Sam Ballard speaks to Larry Pimentel, president and CEO of Azamara Club Cruises, about how the increasingly popular line is dedicated to destination
Larry Pimentel is a man worth listening to. The president and CEO of Azamara Club Cruises has held the top job at luxury lines including SeaDream Yacht Club, Seabourn and Cunard making for a CV which is hard to beat. It also means that he offers a unique perspective when it comes to looking at the luxury sector and the wider travel industry.
During a recent conversation which covered everything from his views on the future of travel agencies (“they need to offer a return on life”) to the kind of company Azamara could become (“it’s conceivable we could offer land only holidays”), Pimentel’s comments were nothing but thoroughly insightful.
Azamara Club Cruises is on the verge of its most successful year ever. That comes down to a 50 per cent increase in capacity after the launch of Azamara Pursuit in Southampton last August. Pimentel has often said that if he could launch Azamara again he would make it a British company, such is the enthusiasm that Brits hold for it. British customers are more likely than any other nationality to rebook an Azamara cruise – 56 per cent compared to the company average of 41 per cent. In five years the UK business doubled, and net yield increased by 15 per cent last year. In January, on the day of Theresa May’s record-breaking Brexit vote defeat, Azamara enjoyed its biggest ever booking day in the UK. But why exactly is Azamara so popular with Britons?

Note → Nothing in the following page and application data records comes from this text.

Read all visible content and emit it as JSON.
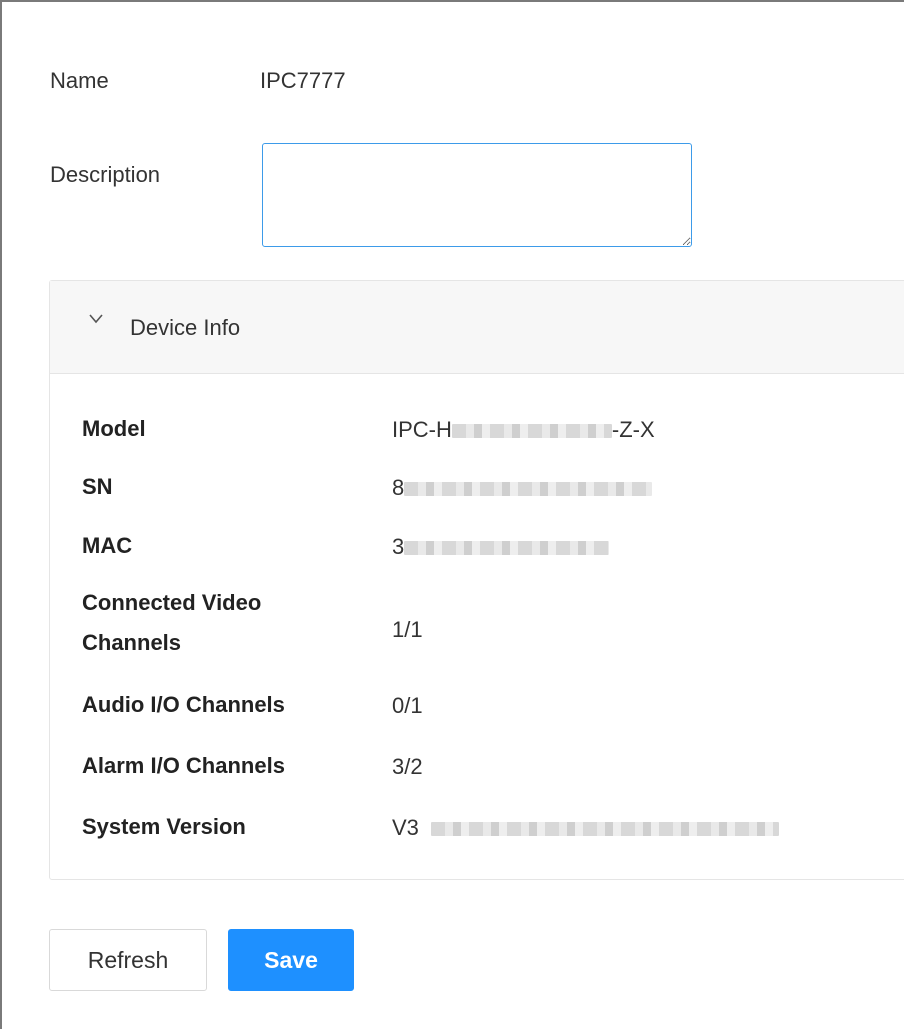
{
  "form": {
    "name_label": "Name",
    "name_value": "IPC7777",
    "description_label": "Description",
    "description_value": ""
  },
  "device_info": {
    "title": "Device Info",
    "expanded": true,
    "rows": [
      {
        "label": "Model",
        "value_prefix": "IPC-H",
        "value_suffix": "-Z-X",
        "redacted": true
      },
      {
        "label": "SN",
        "value_prefix": "8",
        "value_suffix": "",
        "redacted": true
      },
      {
        "label": "MAC",
        "value_prefix": "3",
        "value_suffix": "",
        "redacted": true
      },
      {
        "label": "Connected Video Channels",
        "value_prefix": "1/1",
        "value_suffix": "",
        "redacted": false
      },
      {
        "label": "Audio I/O Channels",
        "value_prefix": "0/1",
        "value_suffix": "",
        "redacted": false
      },
      {
        "label": "Alarm I/O Channels",
        "value_prefix": "3/2",
        "value_suffix": "",
        "redacted": false
      },
      {
        "label": "System Version",
        "value_prefix": "V3",
        "value_suffix": "",
        "redacted": true
      }
    ]
  },
  "buttons": {
    "refresh_label": "Refresh",
    "save_label": "Save"
  },
  "colors": {
    "accent": "#1e90ff",
    "input_focus_border": "#3d9be9"
  }
}
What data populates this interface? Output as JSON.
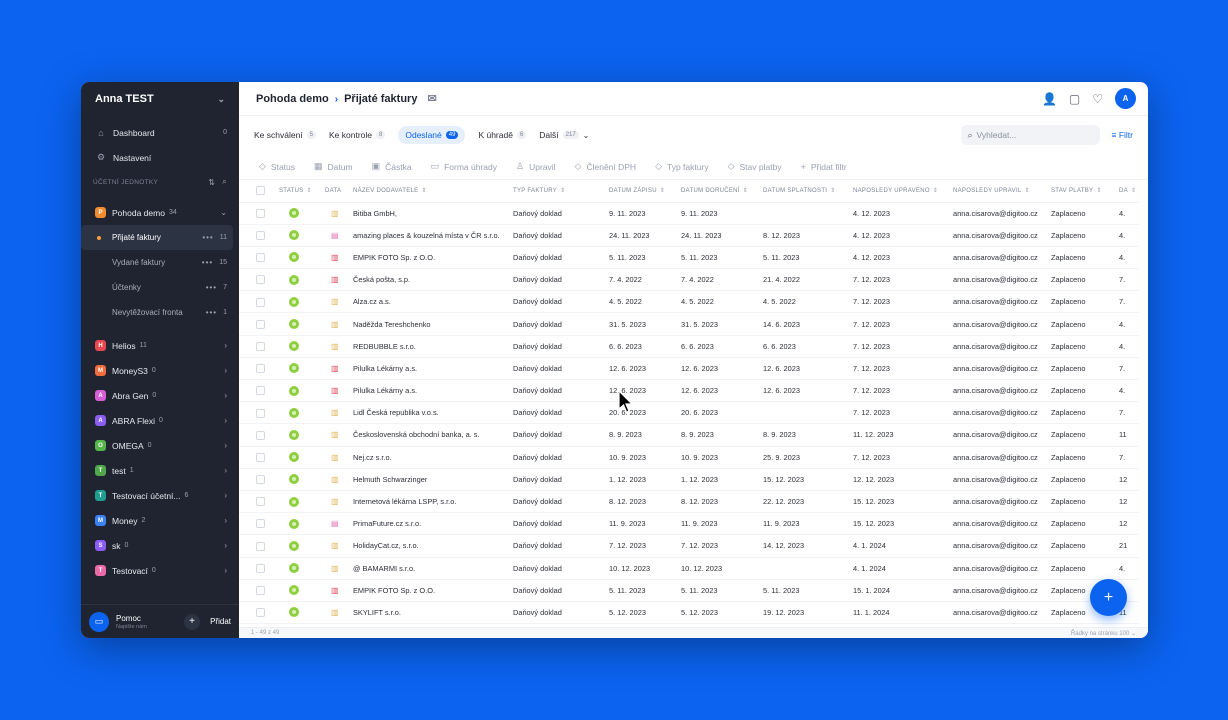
{
  "sidebar": {
    "user": "Anna TEST",
    "dashboard": {
      "label": "Dashboard",
      "count": "0"
    },
    "settings": {
      "label": "Nastavení"
    },
    "section_title": "ÚČETNÍ JEDNOTKY",
    "units": [
      {
        "label": "Pohoda demo",
        "count": "34",
        "letter": "P",
        "color": "#f28b30",
        "expanded": true
      },
      {
        "label": "Helios",
        "count": "11",
        "letter": "H",
        "color": "#e8474f"
      },
      {
        "label": "MoneyS3",
        "count": "0",
        "letter": "M",
        "color": "#f26b3a"
      },
      {
        "label": "Abra Gen",
        "count": "0",
        "letter": "A",
        "color": "#d65fd6"
      },
      {
        "label": "ABRA Flexi",
        "count": "0",
        "letter": "A",
        "color": "#8a5cf0"
      },
      {
        "label": "OMEGA",
        "count": "0",
        "letter": "O",
        "color": "#55b54a"
      },
      {
        "label": "test",
        "count": "1",
        "letter": "T",
        "color": "#4fa84a"
      },
      {
        "label": "Testovací účetní...",
        "count": "6",
        "letter": "T",
        "color": "#1f9e8f"
      },
      {
        "label": "Money",
        "count": "2",
        "letter": "M",
        "color": "#3b82f6"
      },
      {
        "label": "sk",
        "count": "0",
        "letter": "S",
        "color": "#8b5cf6"
      },
      {
        "label": "Testovací",
        "count": "0",
        "letter": "T",
        "color": "#ec6aa8"
      }
    ],
    "subitems": [
      {
        "label": "Přijaté faktury",
        "count": "11",
        "active": true
      },
      {
        "label": "Vydané faktury",
        "count": "15"
      },
      {
        "label": "Účtenky",
        "count": "7"
      },
      {
        "label": "Nevytěžovací fronta",
        "count": "1"
      }
    ],
    "help": {
      "title": "Pomoc",
      "subtitle": "Napište nám"
    },
    "add": "Přidat"
  },
  "header": {
    "crumb1": "Pohoda demo",
    "crumb2": "Přijaté faktury"
  },
  "tabs": [
    {
      "label": "Ke schválení",
      "count": "5"
    },
    {
      "label": "Ke kontrole",
      "count": "8"
    },
    {
      "label": "Odeslané",
      "count": "49",
      "active": true
    },
    {
      "label": "K úhradě",
      "count": "6"
    },
    {
      "label": "Další",
      "count": "217"
    }
  ],
  "search": {
    "placeholder": "Vyhledat..."
  },
  "filter_button": "Filtr",
  "filters": [
    {
      "label": "Status",
      "icon": "tag-icon"
    },
    {
      "label": "Datum",
      "icon": "calendar-icon"
    },
    {
      "label": "Částka",
      "icon": "money-icon"
    },
    {
      "label": "Forma úhrady",
      "icon": "card-icon"
    },
    {
      "label": "Upravil",
      "icon": "user-icon"
    },
    {
      "label": "Členění DPH",
      "icon": "tag-icon"
    },
    {
      "label": "Typ faktury",
      "icon": "tag-icon"
    },
    {
      "label": "Stav platby",
      "icon": "tag-icon"
    },
    {
      "label": "Přidat filtr",
      "icon": "plus-icon"
    }
  ],
  "columns": [
    "STATUS",
    "DATA",
    "NÁZEV DODAVATELE",
    "TYP FAKTURY",
    "DATUM ZÁPISU",
    "DATUM DORUČENÍ",
    "DATUM SPLATNOSTI",
    "NAPOSLEDY UPRAVENO",
    "NAPOSLEDY UPRAVIL",
    "STAV PLATBY",
    "DA"
  ],
  "rows": [
    {
      "doc": "y",
      "name": "Bitiba GmbH,",
      "type": "Daňový doklad",
      "zap": "9. 11. 2023",
      "dor": "9. 11. 2023",
      "spl": "",
      "upr": "4. 12. 2023",
      "by": "anna.cisarova@digitoo.cz",
      "pay": "Zaplaceno",
      "da": "4."
    },
    {
      "doc": "p",
      "name": "amazing places & kouzelná místa v ČR s.r.o.",
      "type": "Daňový doklad",
      "zap": "24. 11. 2023",
      "dor": "24. 11. 2023",
      "spl": "8. 12. 2023",
      "upr": "4. 12. 2023",
      "by": "anna.cisarova@digitoo.cz",
      "pay": "Zaplaceno",
      "da": "4."
    },
    {
      "doc": "r",
      "name": "EMPIK FOTO Sp. z O.O.",
      "type": "Daňový doklad",
      "zap": "5. 11. 2023",
      "dor": "5. 11. 2023",
      "spl": "5. 11. 2023",
      "upr": "4. 12. 2023",
      "by": "anna.cisarova@digitoo.cz",
      "pay": "Zaplaceno",
      "da": "4."
    },
    {
      "doc": "r",
      "name": "Česká pošta, s.p.",
      "type": "Daňový doklad",
      "zap": "7. 4. 2022",
      "dor": "7. 4. 2022",
      "spl": "21. 4. 2022",
      "upr": "7. 12. 2023",
      "by": "anna.cisarova@digitoo.cz",
      "pay": "Zaplaceno",
      "da": "7."
    },
    {
      "doc": "y",
      "name": "Alza.cz a.s.",
      "type": "Daňový doklad",
      "zap": "4. 5. 2022",
      "dor": "4. 5. 2022",
      "spl": "4. 5. 2022",
      "upr": "7. 12. 2023",
      "by": "anna.cisarova@digitoo.cz",
      "pay": "Zaplaceno",
      "da": "7."
    },
    {
      "doc": "y",
      "name": "Naděžda Tereshchenko",
      "type": "Daňový doklad",
      "zap": "31. 5. 2023",
      "dor": "31. 5. 2023",
      "spl": "14. 6. 2023",
      "upr": "7. 12. 2023",
      "by": "anna.cisarova@digitoo.cz",
      "pay": "Zaplaceno",
      "da": "4."
    },
    {
      "doc": "y",
      "name": "REDBUBBLE s.r.o.",
      "type": "Daňový doklad",
      "zap": "6. 6. 2023",
      "dor": "6. 6. 2023",
      "spl": "6. 6. 2023",
      "upr": "7. 12. 2023",
      "by": "anna.cisarova@digitoo.cz",
      "pay": "Zaplaceno",
      "da": "4."
    },
    {
      "doc": "r",
      "name": "Pilulka Lékárny a.s.",
      "type": "Daňový doklad",
      "zap": "12. 6. 2023",
      "dor": "12. 6. 2023",
      "spl": "12. 6. 2023",
      "upr": "7. 12. 2023",
      "by": "anna.cisarova@digitoo.cz",
      "pay": "Zaplaceno",
      "da": "7."
    },
    {
      "doc": "r",
      "name": "Pilulka Lékárny a.s.",
      "type": "Daňový doklad",
      "zap": "12. 6. 2023",
      "dor": "12. 6. 2023",
      "spl": "12. 6. 2023",
      "upr": "7. 12. 2023",
      "by": "anna.cisarova@digitoo.cz",
      "pay": "Zaplaceno",
      "da": "4."
    },
    {
      "doc": "y",
      "name": "Lidl Česká republika v.o.s.",
      "type": "Daňový doklad",
      "zap": "20. 6. 2023",
      "dor": "20. 6. 2023",
      "spl": "",
      "upr": "7. 12. 2023",
      "by": "anna.cisarova@digitoo.cz",
      "pay": "Zaplaceno",
      "da": "7."
    },
    {
      "doc": "y",
      "name": "Československá obchodní banka, a. s.",
      "type": "Daňový doklad",
      "zap": "8. 9. 2023",
      "dor": "8. 9. 2023",
      "spl": "8. 9. 2023",
      "upr": "11. 12. 2023",
      "by": "anna.cisarova@digitoo.cz",
      "pay": "Zaplaceno",
      "da": "11"
    },
    {
      "doc": "y",
      "name": "Nej.cz s.r.o.",
      "type": "Daňový doklad",
      "zap": "10. 9. 2023",
      "dor": "10. 9. 2023",
      "spl": "25. 9. 2023",
      "upr": "7. 12. 2023",
      "by": "anna.cisarova@digitoo.cz",
      "pay": "Zaplaceno",
      "da": "7."
    },
    {
      "doc": "y",
      "name": "Helmuth Schwarzinger",
      "type": "Daňový doklad",
      "zap": "1. 12. 2023",
      "dor": "1. 12. 2023",
      "spl": "15. 12. 2023",
      "upr": "12. 12. 2023",
      "by": "anna.cisarova@digitoo.cz",
      "pay": "Zaplaceno",
      "da": "12"
    },
    {
      "doc": "y",
      "name": "Internetová lékárna LSPP, s.r.o.",
      "type": "Daňový doklad",
      "zap": "8. 12. 2023",
      "dor": "8. 12. 2023",
      "spl": "22. 12. 2023",
      "upr": "15. 12. 2023",
      "by": "anna.cisarova@digitoo.cz",
      "pay": "Zaplaceno",
      "da": "12"
    },
    {
      "doc": "p",
      "name": "PrimaFuture.cz s.r.o.",
      "type": "Daňový doklad",
      "zap": "11. 9. 2023",
      "dor": "11. 9. 2023",
      "spl": "11. 9. 2023",
      "upr": "15. 12. 2023",
      "by": "anna.cisarova@digitoo.cz",
      "pay": "Zaplaceno",
      "da": "12"
    },
    {
      "doc": "y",
      "name": "HolidayCat.cz, s.r.o.",
      "type": "Daňový doklad",
      "zap": "7. 12. 2023",
      "dor": "7. 12. 2023",
      "spl": "14. 12. 2023",
      "upr": "4. 1. 2024",
      "by": "anna.cisarova@digitoo.cz",
      "pay": "Zaplaceno",
      "da": "21"
    },
    {
      "doc": "y",
      "name": "@ BAMARMI s.r.o.",
      "type": "Daňový doklad",
      "zap": "10. 12. 2023",
      "dor": "10. 12. 2023",
      "spl": "",
      "upr": "4. 1. 2024",
      "by": "anna.cisarova@digitoo.cz",
      "pay": "Zaplaceno",
      "da": "4."
    },
    {
      "doc": "r",
      "name": "EMPIK FOTO Sp. z O.O.",
      "type": "Daňový doklad",
      "zap": "5. 11. 2023",
      "dor": "5. 11. 2023",
      "spl": "5. 11. 2023",
      "upr": "15. 1. 2024",
      "by": "anna.cisarova@digitoo.cz",
      "pay": "Zaplaceno",
      "da": "4."
    },
    {
      "doc": "y",
      "name": "SKYLIFT s.r.o.",
      "type": "Daňový doklad",
      "zap": "5. 12. 2023",
      "dor": "5. 12. 2023",
      "spl": "19. 12. 2023",
      "upr": "11. 1. 2024",
      "by": "anna.cisarova@digitoo.cz",
      "pay": "Zaplaceno",
      "da": "11"
    }
  ],
  "footer": {
    "range": "1 - 49 z 49",
    "per_page_label": "Řádky na stránku",
    "per_page": "100"
  }
}
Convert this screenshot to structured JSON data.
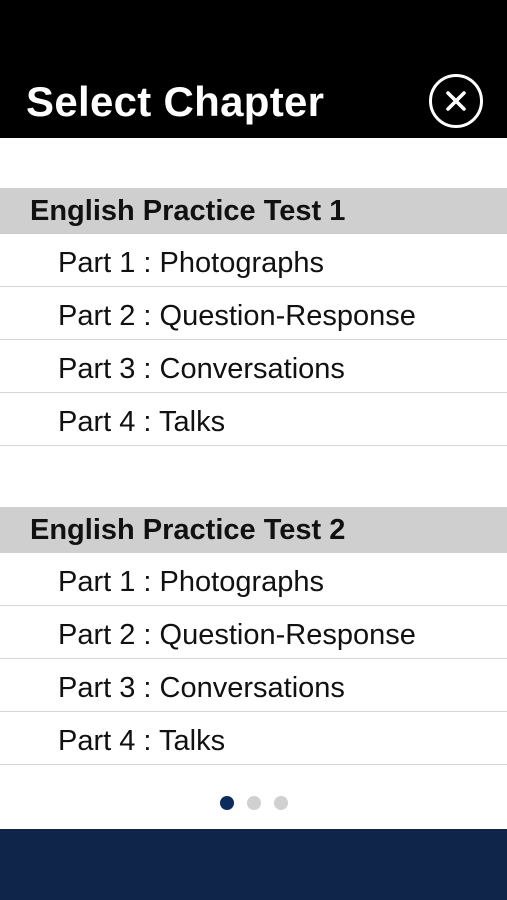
{
  "header": {
    "title": "Select Chapter"
  },
  "sections": [
    {
      "title": "English Practice Test 1",
      "items": [
        {
          "label": "Part 1 : Photographs"
        },
        {
          "label": "Part 2 : Question-Response"
        },
        {
          "label": "Part 3 : Conversations"
        },
        {
          "label": "Part 4 : Talks"
        }
      ]
    },
    {
      "title": "English Practice Test 2",
      "items": [
        {
          "label": "Part 1 : Photographs"
        },
        {
          "label": "Part 2 : Question-Response"
        },
        {
          "label": "Part 3 : Conversations"
        },
        {
          "label": "Part 4 : Talks"
        }
      ]
    }
  ],
  "pagination": {
    "total_pages": 3,
    "current_page": 1
  },
  "colors": {
    "header_bg": "#000000",
    "section_header_bg": "#cfcfcf",
    "active_dot": "#0d2a5c",
    "inactive_dot": "#d0d0d0",
    "footer_bg": "#0f2549"
  },
  "icons": {
    "close": "close-circle-icon"
  }
}
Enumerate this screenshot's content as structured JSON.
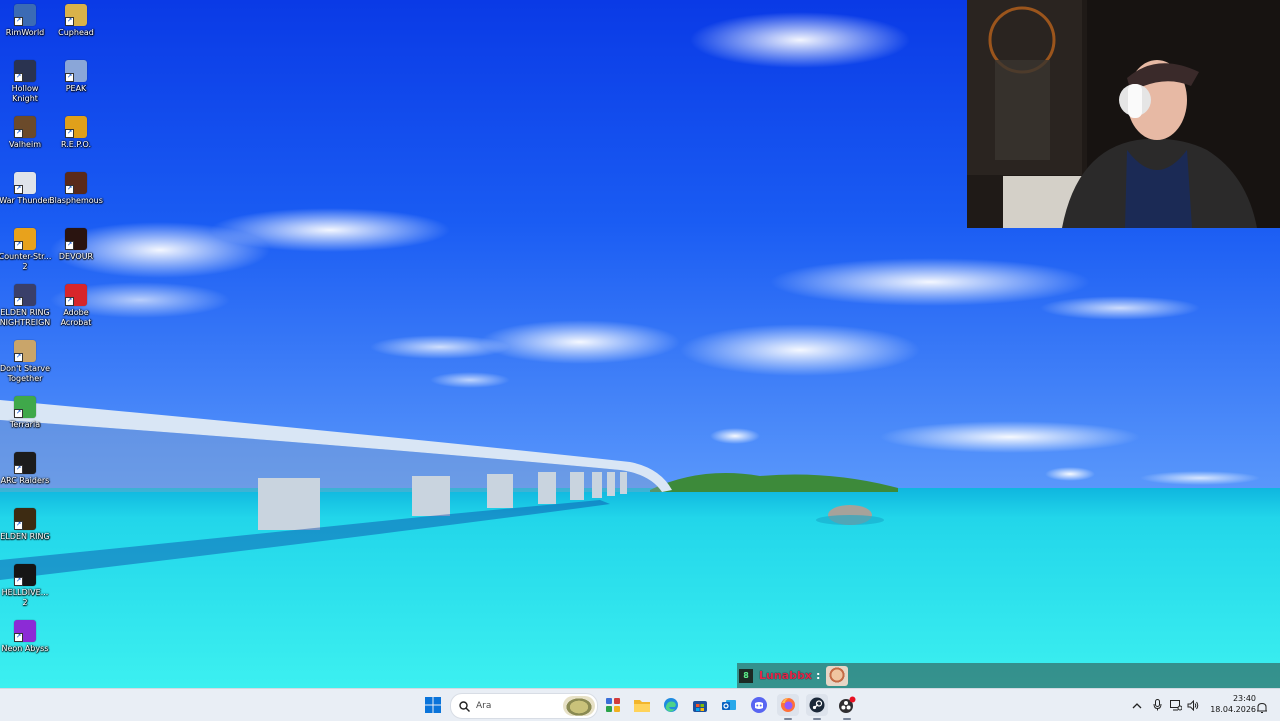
{
  "desktop": {
    "icons": [
      {
        "label": "RimWorld",
        "icon": "rimworld-icon",
        "color": "#3b6bb5"
      },
      {
        "label": "Cuphead",
        "icon": "cuphead-icon",
        "color": "#d9b24a"
      },
      {
        "label": "Hollow Knight",
        "icon": "hollow-knight-icon",
        "color": "#2a3350"
      },
      {
        "label": "PEAK",
        "icon": "peak-icon",
        "color": "#8aa6d8"
      },
      {
        "label": "Valheim",
        "icon": "valheim-icon",
        "color": "#6b4a2a"
      },
      {
        "label": "R.E.P.O.",
        "icon": "repo-icon",
        "color": "#e0a01a"
      },
      {
        "label": "War Thunder",
        "icon": "war-thunder-icon",
        "color": "#dfe3ea"
      },
      {
        "label": "Blasphemous",
        "icon": "blasphemous-icon",
        "color": "#5a2a1a"
      },
      {
        "label": "Counter-Str... 2",
        "icon": "counter-strike-icon",
        "color": "#e8a21c"
      },
      {
        "label": "DEVOUR",
        "icon": "devour-icon",
        "color": "#2a1410"
      },
      {
        "label": "ELDEN RING NIGHTREIGN",
        "icon": "nightreign-icon",
        "color": "#3a3f6a"
      },
      {
        "label": "Adobe Acrobat",
        "icon": "acrobat-icon",
        "color": "#d7262b"
      },
      {
        "label": "Don't Starve Together",
        "icon": "dont-starve-icon",
        "color": "#c9a56a"
      },
      {
        "label": "Terraria",
        "icon": "terraria-icon",
        "color": "#3fa84a"
      },
      {
        "label": "ARC Raiders",
        "icon": "arc-raiders-icon",
        "color": "#1c1c1c"
      },
      {
        "label": "ELDEN RING",
        "icon": "elden-ring-icon",
        "color": "#3d2b12"
      },
      {
        "label": "HELLDIVE... 2",
        "icon": "helldivers-icon",
        "color": "#151515"
      },
      {
        "label": "Neon Abyss",
        "icon": "neon-abyss-icon",
        "color": "#8c2bd6"
      }
    ]
  },
  "chat_overlay": {
    "badge": "8",
    "username": "Lunabbx",
    "separator": ":",
    "emote": "face-emote"
  },
  "taskbar": {
    "search_placeholder": "Ara",
    "apps": [
      {
        "name": "start-button",
        "icon": "windows-logo-icon"
      },
      {
        "name": "widgets-button",
        "icon": "widgets-icon"
      },
      {
        "name": "file-explorer-button",
        "icon": "folder-icon"
      },
      {
        "name": "edge-button",
        "icon": "edge-icon"
      },
      {
        "name": "store-button",
        "icon": "store-icon"
      },
      {
        "name": "outlook-button",
        "icon": "outlook-icon"
      },
      {
        "name": "discord-button",
        "icon": "discord-icon"
      },
      {
        "name": "firefox-button",
        "icon": "firefox-icon"
      },
      {
        "name": "steam-button",
        "icon": "steam-icon"
      },
      {
        "name": "obs-button",
        "icon": "obs-icon"
      }
    ],
    "clock": {
      "time": "23:40",
      "date": "18.04.2026"
    }
  },
  "colors": {
    "sky_top": "#0a3fe8",
    "sky_bottom": "#4f8dfa",
    "sea": "#2ee6f0",
    "taskbar": "#e9eef5",
    "chat_username": "#e0284a"
  }
}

“The destination is the number one reason that people book a cruise. That’s been the number one reason ever since I’ve been in the industry,” Pimentel explains. “Our entire product is designed around the destination. Our new brochure is called a Destination Guide, it doesn’t even have the word cruise on the cover. In 2020 we will have more than 441 late-night and overnight stays. Can you imagine calling at somewhere in the Mediterranean and leaving before evening? It’s when these destinations come to life.
“A lot of lines say they do overnights, but my question to them is what do you do overnight? They often don’t have much programming.”
With that exposure to destinations – across 2020, 47 per cent of cruises are down as being dedicated to one country (country intensive) plus the company has a burgeoning pre and post-cruise programme – the question arises whether Pimentel could foresee a time when Azamara could offer a holiday that is totally land-based?
“I see things like this [land offering] expanding a great deal. So, could we be a land operator? The answer is yes,” Pimentel explains. “We have a very comprehensive offering. Our AzAmazing evenings are products that cannot be Googled. It’s fascinating how we put bits and pieces together to create an event that culturally connects people. They’re now done in over 80 countries with local companies. This is a brand with a purpose. We are connecting people.
“A few years ago the ship went to the Middle East and we went to a Bedouin tented community and stayed overnight. I tasted vegetables and fruits that I have never tasted before. I heard instruments that I have never heard before. This was while on a ‘cruise’.
“In many ways we are a no-cruise cruise line. We’re every bit about the destination. People like the ship very much – it gets them there but we’re a hybrid product. Could we one day sell land? I think that’s highly conceivable.”
In May, Pimentel will be one of the keynote speakers at Clia’s flagship conference alongside fellow industry luminaries like Virgin Voyages CEO Tom McAlpin. Pimentel’s talk will cover future travel trends, including the next generation of consumer and travel seller.
“Technology is changing the speed of everything. The market will never be slower than it is today,” Pimentel says. “You will see the elimination of money in your lifetime. We used to carry a huge amount of cash on our ships. Now there is hardly any.
“We have technology with Royal Caribbean called Excalibur that uses Face recognition technology. We won’t need you to sign for anything, your bill will go straight to your cabin. We’ll know whether you prefer chicken or beef. You can even check-in to your cruise by just walking through the terminal.”
When it comes to travel agents, the future is also going in only one way, Pimentel adds.
“Agents will need to be value interpreters,” he says. “You want to go to Venice? There are three choices if you want the best. I think for you this one is perfect. A financial adviser offers a return on investment, a travel agent must offer a return on life.
“It’s not about reading the brochure upside down faster. It’s all about knowledge.
The future is not in being a generalist. That will be online. Pick and click. EasyJet flights between Manchester and Spain for £29. You don’t need an interpreter for that and the airline industry has developed the technology to handle it.”
When it came to his own company’s growth, Pimentel says he would be happy to add to his collection of R-class ships – Azamara Quest, Journey and Pursuit are all R-class – from the now defunct Renaissance Cruises. The rest of the eight ships are spread across the industry with four of them with Oceania Cruises (Insignia, Regatta, Sirena and Nautica) and the Pacific Princess, which is sailing with Princess Cruises.
“Let’s just say it’s not a secret to anybody that has an R-class ship I am quite happy to take it,” Pimentel adds. “They can say that it does not work but our numbers show it does work, but we change the product.
“I happen to love the ships. I hope that we can get [another].”
When it all comes down to it, why risk it by waiting?